creativity through chaos: ana molina hitaPosted: June 24, 2013
I have a very special post this week from Ana Molina Hita, a teacher and musician in Madrid. I came across Milagros, a band Ana formed with girls she teaches, on Kathleen Hanna‘s blog, and I was hooked. I contacted Ana, and she turned out to be clever, warm, funny, passionate, and engaging. She’s the kind of teacher kids dream of. In addition to Milagros, Ana started another project to nurture her students’ self-expression through writing. Please check out both of these inspiring and lovely projects. I promise you will love them.
Ana offers us her ideas on creativity and education. Take it away, Ana!
We often forget music is a language. Everybody seems to know the importance of learning different languages in order to travel, or what is even worse, in order to get a better job so we can get a better life, whatever.
In the last 30 years, we have faced a lot of changes in society. but, apart from this fever with foreign languages that, at least in Spain, is such a failure, nothing has really changed at school. Nowadays we learn Spanish and maths in the same way our parents did. There’s a hierarchy of subjects that offends the principle of diversity and the principle of enjoying learning. We are facing a global crisis and we need solutions and people able to find those solutions. Here is the important point where creativity has massive significance because creativity is the process through which we create something in response to what we need.
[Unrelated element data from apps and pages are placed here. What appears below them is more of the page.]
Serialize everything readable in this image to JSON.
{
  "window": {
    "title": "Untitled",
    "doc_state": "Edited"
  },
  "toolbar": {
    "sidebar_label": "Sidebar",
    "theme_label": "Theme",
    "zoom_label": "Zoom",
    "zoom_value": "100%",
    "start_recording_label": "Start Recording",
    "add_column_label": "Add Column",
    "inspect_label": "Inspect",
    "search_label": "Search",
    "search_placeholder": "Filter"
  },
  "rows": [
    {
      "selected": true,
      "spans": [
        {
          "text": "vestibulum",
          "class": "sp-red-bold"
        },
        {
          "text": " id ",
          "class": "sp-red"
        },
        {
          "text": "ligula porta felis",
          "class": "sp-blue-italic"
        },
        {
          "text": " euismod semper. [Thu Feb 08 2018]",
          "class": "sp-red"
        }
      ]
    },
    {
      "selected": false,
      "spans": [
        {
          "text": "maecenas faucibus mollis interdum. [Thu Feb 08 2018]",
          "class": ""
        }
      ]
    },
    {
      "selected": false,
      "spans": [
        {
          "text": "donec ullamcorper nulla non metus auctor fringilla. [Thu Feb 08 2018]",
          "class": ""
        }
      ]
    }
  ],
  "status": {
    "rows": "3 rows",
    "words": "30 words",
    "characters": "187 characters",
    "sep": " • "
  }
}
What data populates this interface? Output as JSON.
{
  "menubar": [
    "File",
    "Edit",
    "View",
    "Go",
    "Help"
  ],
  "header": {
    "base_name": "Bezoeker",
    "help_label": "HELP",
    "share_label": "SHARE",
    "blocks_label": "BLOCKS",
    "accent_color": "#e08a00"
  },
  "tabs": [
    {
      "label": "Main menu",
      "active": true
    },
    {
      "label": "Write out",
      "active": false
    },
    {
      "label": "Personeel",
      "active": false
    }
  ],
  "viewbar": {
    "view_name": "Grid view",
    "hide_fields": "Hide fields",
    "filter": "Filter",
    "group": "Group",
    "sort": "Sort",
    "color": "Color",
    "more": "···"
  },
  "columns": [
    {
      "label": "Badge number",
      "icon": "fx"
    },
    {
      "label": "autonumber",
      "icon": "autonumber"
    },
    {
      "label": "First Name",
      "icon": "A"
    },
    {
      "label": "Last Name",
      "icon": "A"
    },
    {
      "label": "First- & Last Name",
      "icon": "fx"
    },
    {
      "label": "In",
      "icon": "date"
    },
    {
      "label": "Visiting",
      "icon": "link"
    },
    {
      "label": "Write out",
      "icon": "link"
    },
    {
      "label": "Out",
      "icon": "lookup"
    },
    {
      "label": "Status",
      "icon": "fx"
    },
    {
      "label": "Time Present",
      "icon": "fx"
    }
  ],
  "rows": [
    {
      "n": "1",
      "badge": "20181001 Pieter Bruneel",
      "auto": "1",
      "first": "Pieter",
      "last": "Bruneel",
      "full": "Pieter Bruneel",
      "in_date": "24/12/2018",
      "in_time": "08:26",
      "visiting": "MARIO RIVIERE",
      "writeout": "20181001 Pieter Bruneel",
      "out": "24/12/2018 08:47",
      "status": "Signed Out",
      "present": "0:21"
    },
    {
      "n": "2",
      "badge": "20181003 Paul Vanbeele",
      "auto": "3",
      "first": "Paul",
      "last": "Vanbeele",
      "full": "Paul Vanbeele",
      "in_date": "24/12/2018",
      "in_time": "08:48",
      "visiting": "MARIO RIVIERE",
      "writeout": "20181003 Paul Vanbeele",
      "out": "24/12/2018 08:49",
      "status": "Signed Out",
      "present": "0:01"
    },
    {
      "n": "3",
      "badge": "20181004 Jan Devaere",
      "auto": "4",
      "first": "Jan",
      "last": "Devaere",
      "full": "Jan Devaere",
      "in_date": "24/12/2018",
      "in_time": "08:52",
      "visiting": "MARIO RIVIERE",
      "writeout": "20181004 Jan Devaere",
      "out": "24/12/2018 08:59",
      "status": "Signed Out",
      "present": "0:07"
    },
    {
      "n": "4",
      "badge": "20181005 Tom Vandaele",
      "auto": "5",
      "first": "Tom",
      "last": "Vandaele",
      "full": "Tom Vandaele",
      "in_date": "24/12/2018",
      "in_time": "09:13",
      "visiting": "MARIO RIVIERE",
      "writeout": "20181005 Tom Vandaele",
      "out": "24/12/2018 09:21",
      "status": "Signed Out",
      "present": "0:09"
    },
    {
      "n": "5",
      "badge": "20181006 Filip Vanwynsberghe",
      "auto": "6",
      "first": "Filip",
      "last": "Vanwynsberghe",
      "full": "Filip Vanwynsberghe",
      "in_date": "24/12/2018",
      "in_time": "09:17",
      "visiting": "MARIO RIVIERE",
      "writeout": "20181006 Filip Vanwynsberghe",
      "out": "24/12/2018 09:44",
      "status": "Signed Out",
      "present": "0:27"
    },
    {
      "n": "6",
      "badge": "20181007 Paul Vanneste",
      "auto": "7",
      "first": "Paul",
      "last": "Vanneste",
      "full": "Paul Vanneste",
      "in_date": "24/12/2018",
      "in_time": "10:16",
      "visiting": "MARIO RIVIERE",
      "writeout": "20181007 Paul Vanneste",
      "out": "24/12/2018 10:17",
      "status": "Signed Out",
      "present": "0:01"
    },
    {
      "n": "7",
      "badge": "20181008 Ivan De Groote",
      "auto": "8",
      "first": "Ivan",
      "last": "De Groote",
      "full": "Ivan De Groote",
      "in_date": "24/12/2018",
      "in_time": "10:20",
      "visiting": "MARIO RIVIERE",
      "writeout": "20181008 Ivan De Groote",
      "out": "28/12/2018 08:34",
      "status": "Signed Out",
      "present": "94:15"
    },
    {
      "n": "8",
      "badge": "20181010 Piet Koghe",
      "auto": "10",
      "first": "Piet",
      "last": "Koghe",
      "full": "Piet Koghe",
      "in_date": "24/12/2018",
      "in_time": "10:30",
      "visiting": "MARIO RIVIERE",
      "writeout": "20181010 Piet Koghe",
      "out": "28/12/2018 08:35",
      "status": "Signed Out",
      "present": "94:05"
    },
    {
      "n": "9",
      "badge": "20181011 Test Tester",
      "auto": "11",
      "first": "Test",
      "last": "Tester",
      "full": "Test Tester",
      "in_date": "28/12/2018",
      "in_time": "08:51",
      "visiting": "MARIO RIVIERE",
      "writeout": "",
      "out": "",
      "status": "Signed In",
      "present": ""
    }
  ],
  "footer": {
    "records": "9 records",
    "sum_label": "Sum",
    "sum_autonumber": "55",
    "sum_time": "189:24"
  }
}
Working on creativity at school doesn’t mean that everyone may be an artist. Most people relate creativity with music and art, but it has to do with life, with the will of kids to live. Creativity is an important tool for living better. Anyone can be creative. Everyone has skills or interests that can make their lives better. Helping kids to find those interests and skills should be our main goal at school.
To find what we like doing is such a blessing.
As a teacher, there’s a moment you realize you are not taking care of your pupils’ will to live. That’s when you have to stop and wonder what is wrong.
I’m afraid the whole thing is wrong. That takes me to the pessimistic view where I’ve finally landed. But when it seems you can do nothing about it, at least you can try to spend quality time with your pupils whenever you are able.
The Writing Project I’ve been developing throughout my last 5 years at school is basically based on chaos. I just let my pupils write anything that crosses their minds in a little notebook. The less you tell them what to do, the more they write. It is important not to force them. They will write the day someone tells them they are good at it.
They like writing when they realize nobody is gonna mark their writings or judge them. They can tell you how fat their uncle is with the same passion they tell you they’re heartbroken.
I don’t know how pure my pupils are (I guess 100%), but I’m pretty sure their writings are pure as gold. As a friend of mine once said, it’s like watching raining. And funny as hell.
We cannot pretend to instill love for literature in our children if they don’t love language, and they won’t be able to love language if they can’t even use language when teachers come into the classroom. To love language, we have to enjoy using it. And I can prove school is not the place where children are most allowed to use it (I’m afraid I tell them to shut up around 24 times every 24 hours).
Politicians and their education laws do not help at all. They insist on keeping things the way they are. They use education to keep culture always the same. We teach the way others taught us. This way teaching becomes a process of symbolic reproduction.
They make us believe they are improving education by changing the name of certain subjects and the way we evaluate students. We should stop changing the way we evaluate our students as if that was the most important part of the process. The most important part of the process is the process itself.
As Sir Ken Robinson says, what pushes a child to not stop walking is not the goal of going walking everywhere. It’s just his/her nature to keep on trying. And same happens to learning.
Education is the place where learning happens. Kids can do nothing but learning. And it seems we are not making the best of this fact.
Milagros is within a Creativity Project. It’s not only about music. It’s about the will to live that children possess. It is about finding tools, interests and habits that could make our lives better.
I´ll never know if it works, but meanwhile we´re having fun.
Ana Molina Hita is a school teacher and musician from Madrid. She teaches music to kids from 8 to 13 in a public school where kids come from all over the world. Apart from Milagros, she plays in a pop band called Hola a Todo el Mundo.
Even though she claims that the essence of creativity and the essence of schooling are contradictions in terms, she believes there’s a need to incorporate creativity into our educational system, despite the system.
Check out Ana’s many projects: